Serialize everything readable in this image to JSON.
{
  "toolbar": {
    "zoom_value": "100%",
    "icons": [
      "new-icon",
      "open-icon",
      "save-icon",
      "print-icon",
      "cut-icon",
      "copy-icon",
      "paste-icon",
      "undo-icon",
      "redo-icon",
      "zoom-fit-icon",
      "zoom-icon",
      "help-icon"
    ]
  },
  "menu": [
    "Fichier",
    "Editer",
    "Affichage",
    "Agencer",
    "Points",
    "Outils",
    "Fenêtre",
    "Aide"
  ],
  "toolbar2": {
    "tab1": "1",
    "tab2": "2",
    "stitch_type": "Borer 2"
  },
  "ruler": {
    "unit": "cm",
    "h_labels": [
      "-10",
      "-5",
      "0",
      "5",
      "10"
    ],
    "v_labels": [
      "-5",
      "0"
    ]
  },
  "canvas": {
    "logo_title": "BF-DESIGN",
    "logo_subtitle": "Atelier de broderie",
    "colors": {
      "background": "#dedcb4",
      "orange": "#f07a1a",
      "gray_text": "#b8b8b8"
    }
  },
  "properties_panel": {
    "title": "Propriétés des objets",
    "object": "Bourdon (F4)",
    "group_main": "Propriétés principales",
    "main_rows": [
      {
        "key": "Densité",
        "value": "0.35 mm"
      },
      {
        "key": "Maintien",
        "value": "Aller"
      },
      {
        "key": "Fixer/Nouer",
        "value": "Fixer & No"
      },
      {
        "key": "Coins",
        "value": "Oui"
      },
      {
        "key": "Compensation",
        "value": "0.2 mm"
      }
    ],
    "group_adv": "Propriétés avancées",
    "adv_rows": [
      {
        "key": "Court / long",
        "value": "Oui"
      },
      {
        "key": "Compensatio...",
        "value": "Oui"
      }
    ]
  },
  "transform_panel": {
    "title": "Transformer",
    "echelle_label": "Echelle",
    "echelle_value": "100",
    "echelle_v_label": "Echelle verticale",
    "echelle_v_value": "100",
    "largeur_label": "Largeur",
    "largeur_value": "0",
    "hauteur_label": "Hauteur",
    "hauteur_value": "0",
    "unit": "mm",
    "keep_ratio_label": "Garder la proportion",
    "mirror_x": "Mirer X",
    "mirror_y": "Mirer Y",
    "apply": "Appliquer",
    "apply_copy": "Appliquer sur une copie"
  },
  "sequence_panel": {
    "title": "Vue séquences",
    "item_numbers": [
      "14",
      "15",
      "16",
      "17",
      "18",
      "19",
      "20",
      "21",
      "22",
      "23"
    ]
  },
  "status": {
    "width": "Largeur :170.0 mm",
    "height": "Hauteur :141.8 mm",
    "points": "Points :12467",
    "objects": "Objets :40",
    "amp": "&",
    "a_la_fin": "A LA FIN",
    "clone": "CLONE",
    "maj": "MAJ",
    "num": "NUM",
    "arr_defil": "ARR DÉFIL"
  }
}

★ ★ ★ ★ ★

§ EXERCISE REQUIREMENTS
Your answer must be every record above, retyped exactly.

§ OUTPUT
Serialize everything readable in this image to JSON.
{
  "toolbar": {
    "zoom_value": "100%",
    "icons": [
      "new-icon",
      "open-icon",
      "save-icon",
      "print-icon",
      "cut-icon",
      "copy-icon",
      "paste-icon",
      "undo-icon",
      "redo-icon",
      "zoom-fit-icon",
      "zoom-icon",
      "help-icon"
    ]
  },
  "menu": [
    "Fichier",
    "Editer",
    "Affichage",
    "Agencer",
    "Points",
    "Outils",
    "Fenêtre",
    "Aide"
  ],
  "toolbar2": {
    "tab1": "1",
    "tab2": "2",
    "stitch_type": "Borer 2"
  },
  "ruler": {
    "unit": "cm",
    "h_labels": [
      "-10",
      "-5",
      "0",
      "5",
      "10"
    ],
    "v_labels": [
      "-5",
      "0"
    ]
  },
  "canvas": {
    "logo_title": "BF-DESIGN",
    "logo_subtitle": "Atelier de broderie",
    "colors": {
      "background": "#dedcb4",
      "orange": "#f07a1a",
      "gray_text": "#b8b8b8"
    }
  },
  "properties_panel": {
    "title": "Propriétés des objets",
    "object": "Bourdon (F4)",
    "group_main": "Propriétés principales",
    "main_rows": [
      {
        "key": "Densité",
        "value": "0.35 mm"
      },
      {
        "key": "Maintien",
        "value": "Aller"
      },
      {
        "key": "Fixer/Nouer",
        "value": "Fixer & No"
      },
      {
        "key": "Coins",
        "value": "Oui"
      },
      {
        "key": "Compensation",
        "value": "0.2 mm"
      }
    ],
    "group_adv": "Propriétés avancées",
    "adv_rows": [
      {
        "key": "Court / long",
        "value": "Oui"
      },
      {
        "key": "Compensatio...",
        "value": "Oui"
      }
    ]
  },
  "transform_panel": {
    "title": "Transformer",
    "echelle_label": "Echelle",
    "echelle_value": "100",
    "echelle_v_label": "Echelle verticale",
    "echelle_v_value": "100",
    "largeur_label": "Largeur",
    "largeur_value": "0",
    "hauteur_label": "Hauteur",
    "hauteur_value": "0",
    "unit": "mm",
    "keep_ratio_label": "Garder la proportion",
    "mirror_x": "Mirer X",
    "mirror_y": "Mirer Y",
    "apply": "Appliquer",
    "apply_copy": "Appliquer sur une copie"
  },
  "sequence_panel": {
    "title": "Vue séquences",
    "item_numbers": [
      "14",
      "15",
      "16",
      "17",
      "18",
      "19",
      "20",
      "21",
      "22",
      "23"
    ]
  },
  "status": {
    "width": "Largeur :170.0 mm",
    "height": "Hauteur :141.8 mm",
    "points": "Points :12467",
    "objects": "Objets :40",
    "amp": "&",
    "a_la_fin": "A LA FIN",
    "clone": "CLONE",
    "maj": "MAJ",
    "num": "NUM",
    "arr_defil": "ARR DÉFIL"
  }
}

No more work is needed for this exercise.